- WORK INSTRUCTION -
Among the records that follow, find each line holding the word "this" and copy it.

══════════════════════════════

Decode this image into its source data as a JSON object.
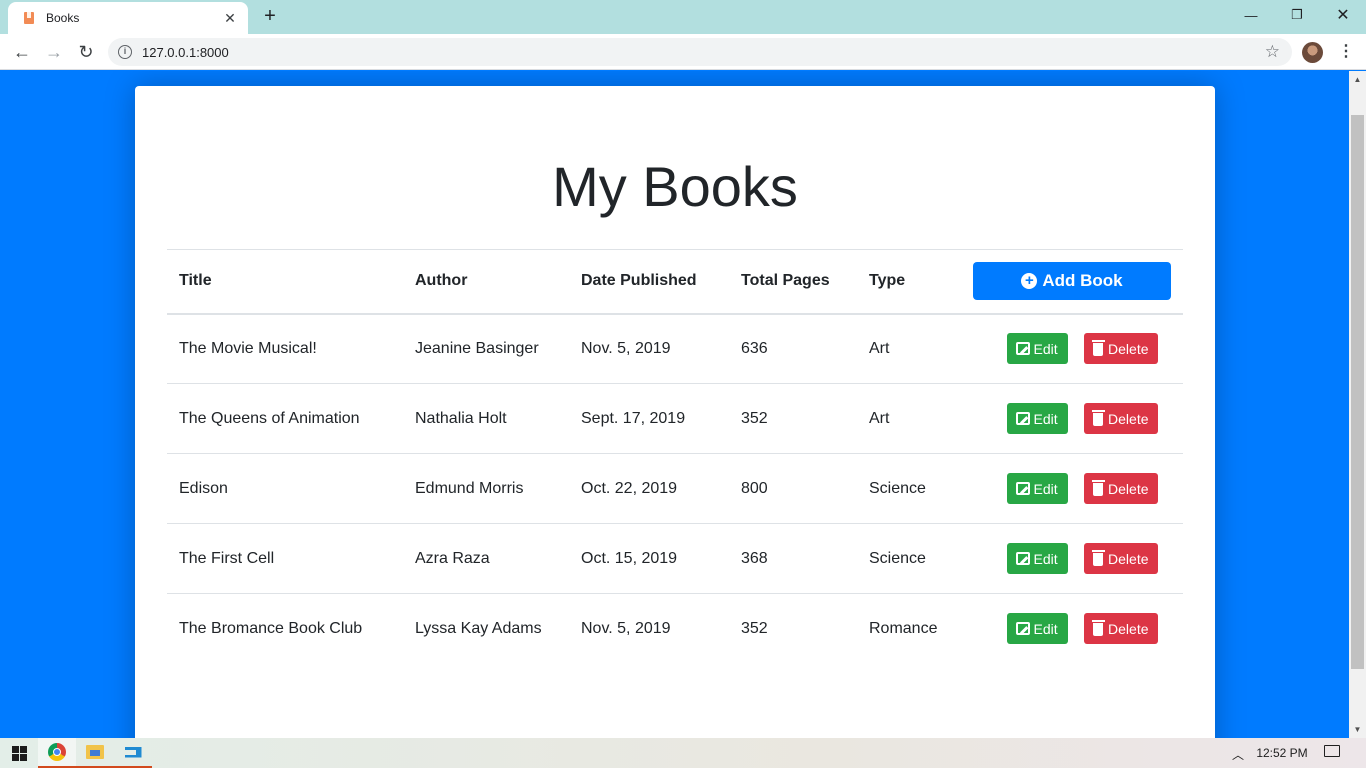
{
  "browser": {
    "tab_title": "Books",
    "tab_close": "✕",
    "new_tab": "+",
    "url": "127.0.0.1:8000",
    "window_controls": {
      "minimize": "—",
      "maximize": "❐",
      "close": "✕"
    },
    "nav": {
      "back": "←",
      "forward": "→",
      "reload": "↻",
      "info": "i",
      "star": "☆",
      "menu": "⋮"
    }
  },
  "page": {
    "title": "My Books",
    "add_button_label": "Add Book",
    "columns": [
      "Title",
      "Author",
      "Date Published",
      "Total Pages",
      "Type"
    ],
    "edit_label": "Edit",
    "delete_label": "Delete",
    "books": [
      {
        "title": "The Movie Musical!",
        "author": "Jeanine Basinger",
        "date": "Nov. 5, 2019",
        "pages": "636",
        "type": "Art"
      },
      {
        "title": "The Queens of Animation",
        "author": "Nathalia Holt",
        "date": "Sept. 17, 2019",
        "pages": "352",
        "type": "Art"
      },
      {
        "title": "Edison",
        "author": "Edmund Morris",
        "date": "Oct. 22, 2019",
        "pages": "800",
        "type": "Science"
      },
      {
        "title": "The First Cell",
        "author": "Azra Raza",
        "date": "Oct. 15, 2019",
        "pages": "368",
        "type": "Science"
      },
      {
        "title": "The Bromance Book Club",
        "author": "Lyssa Kay Adams",
        "date": "Nov. 5, 2019",
        "pages": "352",
        "type": "Romance"
      }
    ]
  },
  "taskbar": {
    "clock": "12:52 PM",
    "tray_chevron": "︿",
    "apps": [
      "chrome-icon",
      "file-explorer-icon",
      "vscode-icon"
    ]
  },
  "colors": {
    "page_background": "#007bff",
    "primary": "#007bff",
    "success": "#28a745",
    "danger": "#dc3545",
    "text": "#212529"
  }
}
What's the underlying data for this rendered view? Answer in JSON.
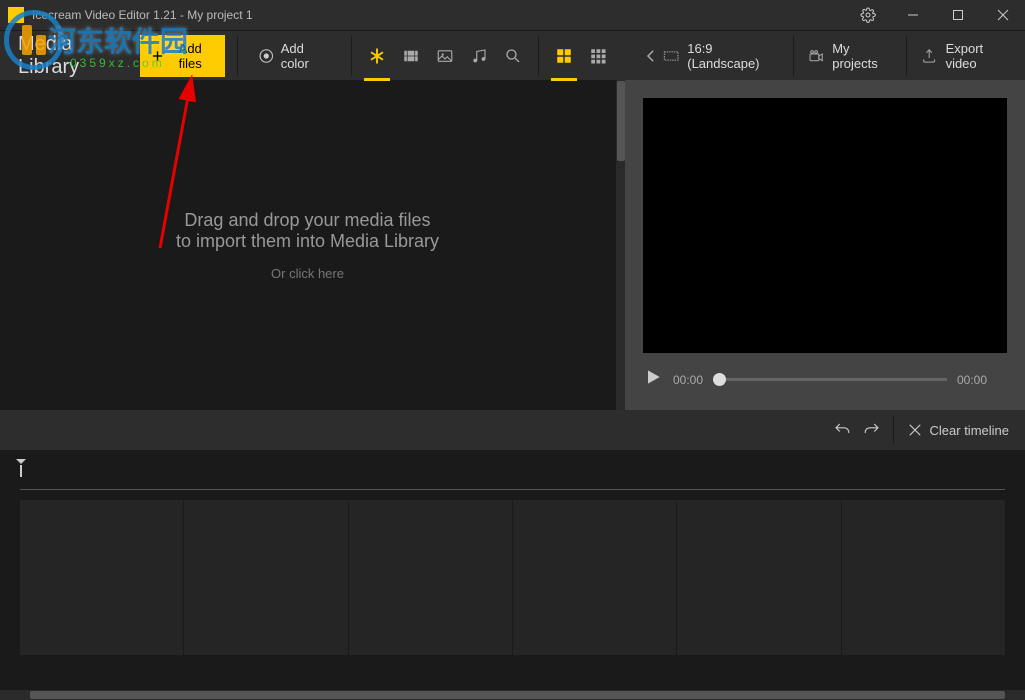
{
  "titlebar": {
    "text": "Icecream Video Editor 1.21 - My project 1"
  },
  "toolbar": {
    "section_title": "Media Library",
    "add_files": "Add files",
    "add_color": "Add color",
    "aspect": "16:9 (Landscape)",
    "my_projects": "My projects",
    "export": "Export video"
  },
  "library": {
    "drop_line1": "Drag and drop your media files",
    "drop_line2": "to import them into Media Library",
    "drop_line3": "Or click here"
  },
  "preview": {
    "current_time": "00:00",
    "total_time": "00:00"
  },
  "timeline": {
    "clear": "Clear timeline"
  },
  "watermark": {
    "text": "河东软件园",
    "sub": "0359xz.com"
  }
}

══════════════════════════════

- EXERCISE RESPONSE -
Decode this image into its source data as a JSON object.
What's the underlying data for this rendered view? Answer in JSON.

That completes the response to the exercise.